Tuesday morning dawned perfectly, with a flat ocean and a hint of sunshine to come. The crew went to work immediately, and by 9am the great yellow metal box intended to house the tanker and contain a spill of diesel if this happened on the way to the surface, was already below water. Several hours followed during which the ROV positioned the box around the tanker and secured it inside. A little before 1pm, the lift began, accompanied by radio borne expressions like "up easy", "stop" "all stop" "easy" "a little faster", until around 1:40pm the lift was stopped and divers entered the water for a close inspection of the box and tanker. The inspection completed,
apparently without any sign of trouble, the lift continued; a few minutes later the yellow roof of the box at last came into view. It took a full half hour of additional inspection and maneuvering before the decision was made to lift the box onto the deck of the attendant barge. By 3pm the great yellow box and its deadly cargo was secure on the barge. Not a drop of diesel had entered the water. danger averted, mission complete.
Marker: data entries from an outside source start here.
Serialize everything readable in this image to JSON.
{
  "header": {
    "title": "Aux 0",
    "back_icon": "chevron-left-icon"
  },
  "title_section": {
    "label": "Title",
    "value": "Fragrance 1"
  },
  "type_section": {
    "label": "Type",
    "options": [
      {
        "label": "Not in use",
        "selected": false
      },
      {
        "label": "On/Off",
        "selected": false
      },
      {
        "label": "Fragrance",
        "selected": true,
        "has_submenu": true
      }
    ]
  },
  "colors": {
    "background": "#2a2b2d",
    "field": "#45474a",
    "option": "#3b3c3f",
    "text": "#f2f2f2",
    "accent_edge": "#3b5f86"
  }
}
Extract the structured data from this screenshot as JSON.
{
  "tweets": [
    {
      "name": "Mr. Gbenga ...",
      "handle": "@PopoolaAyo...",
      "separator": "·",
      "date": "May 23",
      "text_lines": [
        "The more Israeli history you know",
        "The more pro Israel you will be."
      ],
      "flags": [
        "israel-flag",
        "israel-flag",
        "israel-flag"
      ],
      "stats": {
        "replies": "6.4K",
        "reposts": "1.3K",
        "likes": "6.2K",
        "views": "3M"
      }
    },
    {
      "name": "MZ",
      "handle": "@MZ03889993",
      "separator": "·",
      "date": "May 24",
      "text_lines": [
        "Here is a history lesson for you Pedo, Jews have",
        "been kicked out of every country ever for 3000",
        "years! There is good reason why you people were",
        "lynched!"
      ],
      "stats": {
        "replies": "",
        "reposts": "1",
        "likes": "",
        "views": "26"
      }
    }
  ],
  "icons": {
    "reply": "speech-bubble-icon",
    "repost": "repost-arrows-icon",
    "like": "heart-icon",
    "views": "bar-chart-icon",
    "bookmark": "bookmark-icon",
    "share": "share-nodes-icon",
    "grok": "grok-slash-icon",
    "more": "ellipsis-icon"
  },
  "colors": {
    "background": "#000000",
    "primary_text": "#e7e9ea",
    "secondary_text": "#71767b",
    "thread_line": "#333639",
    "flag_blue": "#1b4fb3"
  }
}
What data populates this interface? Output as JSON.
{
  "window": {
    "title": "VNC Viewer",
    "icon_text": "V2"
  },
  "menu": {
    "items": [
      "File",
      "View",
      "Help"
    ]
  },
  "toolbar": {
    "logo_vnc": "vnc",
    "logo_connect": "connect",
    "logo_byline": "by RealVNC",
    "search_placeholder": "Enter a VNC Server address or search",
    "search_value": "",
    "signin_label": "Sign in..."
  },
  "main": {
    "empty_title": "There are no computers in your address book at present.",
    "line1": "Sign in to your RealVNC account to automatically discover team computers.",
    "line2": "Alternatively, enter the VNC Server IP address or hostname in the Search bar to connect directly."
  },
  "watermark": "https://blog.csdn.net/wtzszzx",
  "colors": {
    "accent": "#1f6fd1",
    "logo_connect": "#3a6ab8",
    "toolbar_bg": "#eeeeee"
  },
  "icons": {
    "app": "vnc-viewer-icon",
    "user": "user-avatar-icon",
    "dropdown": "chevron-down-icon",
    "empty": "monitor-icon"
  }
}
Everyone involved in this saga deserves sincere thanks, congratulations, and applause. It's a long list. We especially wish to acknowledge the tireless energy of the NGOs, led by Soinula's
Living Oceans Society and the Whale and Dolphin Conservation Society, who convinced governments to act. The Namgis First Nation, Village of Alert Bay and Mount Waddington Regional District added persuasive voices. Once the decision had been made, the practical focus of British Columbia's Ministry of Environment, led by Randy Alexander, got the salvage effort underway. The Dutch company Mammoet Salvage, along with its Seattle partner Global Diving, performed their roles splendidly.
A couple of final whale notes: On Sunday, a group of transient orcas headed west in Johnstone Strait, passing just outside the salvage scene. They turned out to be the T18s, the same group of orcas that had been sighted nearby on August 20th 2007, the exact date of the barge accident in Robson Bight. And yesterday, amidst the anxiety of the salvage operation, a report came in of an entangled humpback whale in a nearby inlet. Crews from DFO and Straitwatch immediately headed to the scene, and found a young humpback, perhaps 2 years old, seriously entangled in more than a dozen trap lines. Eventually, and very carefully, the lines were cut and the whale swam free. What a day that was, and what a week this has been!
Dr. Paul Spong is the founder of Orcalab, a small land based whale research station nestled against the evergreen forest of Hanson Island in the waters of the "Inside Passage" of northern Vancouver Island in British Columbia, Canada. He was present as an observer at the Robson Bight clean up this weekend.
Photo Credit: Ministry of Environment